=== Input ===
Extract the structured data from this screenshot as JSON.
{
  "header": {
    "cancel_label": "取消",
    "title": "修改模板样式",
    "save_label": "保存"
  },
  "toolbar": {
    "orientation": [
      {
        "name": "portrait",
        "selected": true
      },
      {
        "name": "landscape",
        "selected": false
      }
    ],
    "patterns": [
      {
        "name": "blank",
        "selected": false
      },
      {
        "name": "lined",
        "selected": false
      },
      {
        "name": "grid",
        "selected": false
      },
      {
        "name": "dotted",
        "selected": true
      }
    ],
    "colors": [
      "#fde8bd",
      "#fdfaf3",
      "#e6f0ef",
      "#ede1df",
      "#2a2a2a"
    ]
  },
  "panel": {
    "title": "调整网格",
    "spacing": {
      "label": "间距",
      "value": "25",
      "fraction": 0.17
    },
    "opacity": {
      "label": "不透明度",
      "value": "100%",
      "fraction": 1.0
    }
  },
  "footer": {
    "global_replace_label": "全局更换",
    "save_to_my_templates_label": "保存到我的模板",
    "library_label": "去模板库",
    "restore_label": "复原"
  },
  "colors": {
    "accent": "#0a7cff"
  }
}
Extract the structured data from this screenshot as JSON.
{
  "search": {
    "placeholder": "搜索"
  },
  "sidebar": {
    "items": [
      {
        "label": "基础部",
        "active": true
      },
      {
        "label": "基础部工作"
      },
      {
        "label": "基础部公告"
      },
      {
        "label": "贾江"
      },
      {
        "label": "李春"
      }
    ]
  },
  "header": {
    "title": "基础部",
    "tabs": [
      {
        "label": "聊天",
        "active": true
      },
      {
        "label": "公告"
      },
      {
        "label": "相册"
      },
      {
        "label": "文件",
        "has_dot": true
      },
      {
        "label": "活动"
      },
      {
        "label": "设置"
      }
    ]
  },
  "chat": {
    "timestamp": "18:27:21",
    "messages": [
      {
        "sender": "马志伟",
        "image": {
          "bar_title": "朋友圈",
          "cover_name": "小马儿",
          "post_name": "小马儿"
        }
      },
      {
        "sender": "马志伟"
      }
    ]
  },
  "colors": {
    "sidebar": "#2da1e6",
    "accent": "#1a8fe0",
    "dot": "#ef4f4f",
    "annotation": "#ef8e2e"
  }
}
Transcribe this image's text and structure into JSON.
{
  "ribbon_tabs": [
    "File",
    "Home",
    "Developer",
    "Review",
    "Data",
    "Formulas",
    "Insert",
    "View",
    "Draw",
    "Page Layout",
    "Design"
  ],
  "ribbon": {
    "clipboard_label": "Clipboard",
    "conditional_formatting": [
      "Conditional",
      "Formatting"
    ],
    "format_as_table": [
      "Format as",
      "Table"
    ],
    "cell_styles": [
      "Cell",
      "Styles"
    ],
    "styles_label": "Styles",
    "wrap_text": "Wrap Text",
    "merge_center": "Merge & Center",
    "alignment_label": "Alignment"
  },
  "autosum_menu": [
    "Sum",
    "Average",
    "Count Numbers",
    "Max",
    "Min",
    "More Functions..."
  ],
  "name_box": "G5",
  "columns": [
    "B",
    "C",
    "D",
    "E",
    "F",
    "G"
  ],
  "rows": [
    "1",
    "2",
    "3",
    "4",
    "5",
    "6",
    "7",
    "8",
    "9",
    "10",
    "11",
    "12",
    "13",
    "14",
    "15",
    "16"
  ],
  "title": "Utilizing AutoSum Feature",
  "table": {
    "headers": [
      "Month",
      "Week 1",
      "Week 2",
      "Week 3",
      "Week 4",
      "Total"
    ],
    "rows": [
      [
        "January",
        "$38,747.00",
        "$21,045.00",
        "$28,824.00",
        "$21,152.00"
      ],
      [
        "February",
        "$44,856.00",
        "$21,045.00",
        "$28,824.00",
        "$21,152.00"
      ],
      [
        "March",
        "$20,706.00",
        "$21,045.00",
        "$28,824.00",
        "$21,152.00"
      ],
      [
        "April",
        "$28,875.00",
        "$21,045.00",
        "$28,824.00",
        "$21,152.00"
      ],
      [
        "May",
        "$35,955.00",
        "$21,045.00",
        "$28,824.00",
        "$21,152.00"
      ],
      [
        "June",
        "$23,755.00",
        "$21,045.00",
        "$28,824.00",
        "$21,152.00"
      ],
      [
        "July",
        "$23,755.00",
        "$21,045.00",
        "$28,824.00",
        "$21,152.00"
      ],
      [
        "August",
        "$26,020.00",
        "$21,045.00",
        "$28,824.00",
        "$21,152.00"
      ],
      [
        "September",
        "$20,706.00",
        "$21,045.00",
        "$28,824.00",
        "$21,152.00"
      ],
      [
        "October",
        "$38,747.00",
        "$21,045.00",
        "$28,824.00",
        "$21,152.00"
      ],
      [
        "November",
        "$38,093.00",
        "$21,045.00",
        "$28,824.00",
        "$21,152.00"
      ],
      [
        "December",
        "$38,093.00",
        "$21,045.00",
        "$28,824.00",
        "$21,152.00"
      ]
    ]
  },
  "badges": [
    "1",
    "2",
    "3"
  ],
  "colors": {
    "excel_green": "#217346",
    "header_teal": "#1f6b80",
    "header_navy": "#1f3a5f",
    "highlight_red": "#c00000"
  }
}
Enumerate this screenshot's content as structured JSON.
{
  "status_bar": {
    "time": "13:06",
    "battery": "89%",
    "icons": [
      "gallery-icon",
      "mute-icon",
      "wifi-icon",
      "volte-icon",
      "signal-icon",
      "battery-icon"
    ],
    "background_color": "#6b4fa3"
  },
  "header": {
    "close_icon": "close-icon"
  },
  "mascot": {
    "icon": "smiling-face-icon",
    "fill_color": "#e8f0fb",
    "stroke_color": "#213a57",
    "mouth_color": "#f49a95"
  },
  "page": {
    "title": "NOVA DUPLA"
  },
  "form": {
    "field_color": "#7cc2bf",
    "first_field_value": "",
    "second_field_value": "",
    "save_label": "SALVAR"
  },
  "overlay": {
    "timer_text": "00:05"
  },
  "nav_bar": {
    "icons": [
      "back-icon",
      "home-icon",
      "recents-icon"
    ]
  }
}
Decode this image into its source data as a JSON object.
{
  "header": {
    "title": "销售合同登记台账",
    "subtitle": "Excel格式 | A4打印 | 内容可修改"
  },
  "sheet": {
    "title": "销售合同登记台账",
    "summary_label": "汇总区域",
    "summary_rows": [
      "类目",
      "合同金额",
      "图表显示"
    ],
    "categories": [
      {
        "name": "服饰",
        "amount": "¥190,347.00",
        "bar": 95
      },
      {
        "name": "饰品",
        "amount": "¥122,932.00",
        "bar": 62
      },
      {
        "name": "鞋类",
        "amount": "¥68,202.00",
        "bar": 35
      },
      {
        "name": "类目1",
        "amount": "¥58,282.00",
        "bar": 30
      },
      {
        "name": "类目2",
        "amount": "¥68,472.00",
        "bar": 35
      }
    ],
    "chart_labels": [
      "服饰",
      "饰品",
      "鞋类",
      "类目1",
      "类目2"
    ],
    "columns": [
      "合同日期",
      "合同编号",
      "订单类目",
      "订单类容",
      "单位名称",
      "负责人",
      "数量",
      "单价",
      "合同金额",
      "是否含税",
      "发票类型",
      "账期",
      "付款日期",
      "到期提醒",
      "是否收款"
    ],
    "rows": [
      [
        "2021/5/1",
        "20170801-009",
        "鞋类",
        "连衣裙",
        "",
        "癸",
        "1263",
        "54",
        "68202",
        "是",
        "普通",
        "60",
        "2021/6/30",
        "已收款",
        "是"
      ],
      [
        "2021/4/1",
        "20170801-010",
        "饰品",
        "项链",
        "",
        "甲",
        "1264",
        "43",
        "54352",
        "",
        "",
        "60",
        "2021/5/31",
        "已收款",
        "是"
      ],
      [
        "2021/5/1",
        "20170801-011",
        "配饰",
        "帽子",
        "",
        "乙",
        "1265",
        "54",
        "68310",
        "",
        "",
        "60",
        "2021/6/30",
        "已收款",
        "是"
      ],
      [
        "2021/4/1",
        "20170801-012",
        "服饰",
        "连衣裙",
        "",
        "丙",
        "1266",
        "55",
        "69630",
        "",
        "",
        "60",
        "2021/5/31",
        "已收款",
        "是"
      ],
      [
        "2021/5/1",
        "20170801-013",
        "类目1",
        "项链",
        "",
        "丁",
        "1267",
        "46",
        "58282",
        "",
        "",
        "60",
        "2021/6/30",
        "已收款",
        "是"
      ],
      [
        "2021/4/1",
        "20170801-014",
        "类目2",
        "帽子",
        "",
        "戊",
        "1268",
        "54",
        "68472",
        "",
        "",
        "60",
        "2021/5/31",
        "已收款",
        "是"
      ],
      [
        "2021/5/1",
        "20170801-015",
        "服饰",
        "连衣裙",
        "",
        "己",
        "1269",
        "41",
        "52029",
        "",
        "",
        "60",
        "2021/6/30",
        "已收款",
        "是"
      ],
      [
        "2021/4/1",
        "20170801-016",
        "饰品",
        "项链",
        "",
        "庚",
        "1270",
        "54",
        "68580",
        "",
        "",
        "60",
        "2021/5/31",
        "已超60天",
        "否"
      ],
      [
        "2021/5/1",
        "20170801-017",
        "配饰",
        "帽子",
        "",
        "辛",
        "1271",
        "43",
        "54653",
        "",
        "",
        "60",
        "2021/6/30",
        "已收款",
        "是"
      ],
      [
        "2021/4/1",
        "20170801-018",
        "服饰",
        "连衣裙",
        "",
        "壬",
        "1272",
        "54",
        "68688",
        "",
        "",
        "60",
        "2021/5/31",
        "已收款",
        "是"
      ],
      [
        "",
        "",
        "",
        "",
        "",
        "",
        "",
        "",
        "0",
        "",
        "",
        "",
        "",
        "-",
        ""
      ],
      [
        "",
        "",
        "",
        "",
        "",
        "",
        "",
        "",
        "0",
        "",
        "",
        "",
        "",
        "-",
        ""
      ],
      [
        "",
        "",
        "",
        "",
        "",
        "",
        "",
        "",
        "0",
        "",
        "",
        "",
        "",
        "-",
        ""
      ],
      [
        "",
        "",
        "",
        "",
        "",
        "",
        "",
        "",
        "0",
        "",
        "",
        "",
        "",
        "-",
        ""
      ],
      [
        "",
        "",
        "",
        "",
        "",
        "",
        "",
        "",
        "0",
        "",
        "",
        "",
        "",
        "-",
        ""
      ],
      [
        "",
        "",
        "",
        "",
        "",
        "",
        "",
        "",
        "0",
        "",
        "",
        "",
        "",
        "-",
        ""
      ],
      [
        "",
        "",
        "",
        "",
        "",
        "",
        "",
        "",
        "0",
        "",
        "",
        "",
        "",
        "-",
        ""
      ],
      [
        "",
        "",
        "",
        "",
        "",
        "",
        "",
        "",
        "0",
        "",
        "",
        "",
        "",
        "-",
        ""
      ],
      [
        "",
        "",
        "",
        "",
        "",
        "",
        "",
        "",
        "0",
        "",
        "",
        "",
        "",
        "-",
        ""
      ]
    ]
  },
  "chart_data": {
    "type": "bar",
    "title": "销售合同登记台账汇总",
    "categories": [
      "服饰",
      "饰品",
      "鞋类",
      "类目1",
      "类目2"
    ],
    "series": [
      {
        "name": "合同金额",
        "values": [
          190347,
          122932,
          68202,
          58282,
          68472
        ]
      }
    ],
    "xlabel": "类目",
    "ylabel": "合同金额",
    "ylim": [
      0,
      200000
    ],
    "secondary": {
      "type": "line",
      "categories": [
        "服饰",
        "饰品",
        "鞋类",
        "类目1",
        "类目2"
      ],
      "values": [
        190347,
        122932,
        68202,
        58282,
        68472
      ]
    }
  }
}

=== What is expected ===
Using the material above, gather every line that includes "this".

=== Your solution ===
Extract the structured data from this screenshot as JSON.
Extract the structured data from this screenshot as JSON.
Transcribe this image's text and structure into JSON.
Enumerate this screenshot's content as structured JSON.
Decode this image into its source data as a JSON object.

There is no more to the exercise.